The attacks use a legitimate text messaging management service designed to help businesses with marketing and mass messaging people. However, attackers are using this service to redirect your text messages and cause great harm.
How does this happen?
The process for signing up and verifying a victim's phone number on a text management platform is shockingly easy. A little forgery on a Letter of Authorization form, a self-regulated process the FCC should be handling but doesn't, and bam -- the hacker is approved for redirection. There is no warning to the phone number owner before the redirection service's activation goes live.
What's more? Often, to attack a number, it can only cost the hacker $16 (reference). Companies providing redirection services are often aware of this but do not disclose itto owners using their services. When asked how an attack like this is possible, many companies are quick to deny claims and redirect questions to the trade organization for the wireless industry (CTIA).
Cellular phones have long since been victims of the attack, but SMS attacks have one key difference. In the past known attacks have used SIM swapping orSS7 attacks, and it is usually clear that your phone is being attacked because it will be completely disconnected from the cellular network. SMS redirection is different, because you may not know you're being attacked as it won't be clear that someone else is getting your text messages while voice still works, allowing hackers just enough time to take control of your accounts. The "silent," invisible nature of SMS redirection is what makes it such a genuine and unique threat for individuals.
What is the primary security concern with SMS redirection attacks?
The main security concern is hackers gaining access to your accounts. The nature of SMS authentication is to verify account access and passwords. If hackers are instigating or intercepting this process, they gain access to the account(s) you were attempting to verify instead of you.
What should we learn from these new types of attacks?
SMS (text messaging) ideally should not be used for anything security-related or highly sensitive. If using two-factor authentication, it is better to use apps like Authy, Google Authenticator, or Microsoft Authenticator. Password managers that have 2FA support built-in are even better. We put together a list of our most recommended password managers here. For industries like banking that use SMS authentication as industry-standard, ensure that your passwords are unique and secure to protect access to your sensitive financial information.

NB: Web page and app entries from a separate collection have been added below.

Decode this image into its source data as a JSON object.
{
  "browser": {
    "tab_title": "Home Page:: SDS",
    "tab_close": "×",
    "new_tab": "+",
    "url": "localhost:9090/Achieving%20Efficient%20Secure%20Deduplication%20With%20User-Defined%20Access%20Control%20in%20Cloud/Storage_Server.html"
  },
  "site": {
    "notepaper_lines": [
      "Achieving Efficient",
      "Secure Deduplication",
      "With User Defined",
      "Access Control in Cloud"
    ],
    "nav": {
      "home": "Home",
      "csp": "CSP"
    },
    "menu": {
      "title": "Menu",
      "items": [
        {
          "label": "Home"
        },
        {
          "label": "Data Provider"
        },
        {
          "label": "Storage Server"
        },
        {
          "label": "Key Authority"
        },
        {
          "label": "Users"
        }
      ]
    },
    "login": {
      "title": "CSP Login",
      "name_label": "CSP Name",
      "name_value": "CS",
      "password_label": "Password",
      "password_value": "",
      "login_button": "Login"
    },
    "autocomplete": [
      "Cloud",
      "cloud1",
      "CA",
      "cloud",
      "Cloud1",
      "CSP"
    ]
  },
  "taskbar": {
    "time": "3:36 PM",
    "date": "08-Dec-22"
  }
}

UPDATE: T-Mobile, Verizon, AT&T Stop SMS Hijacks thanks to the Vice article as of 3/25/21. We still strongly recommend avoiding SMS for two-factor authentication.
Does your business use SMS two-factor authentication for anything sensitive? We're here to help. Contact us here.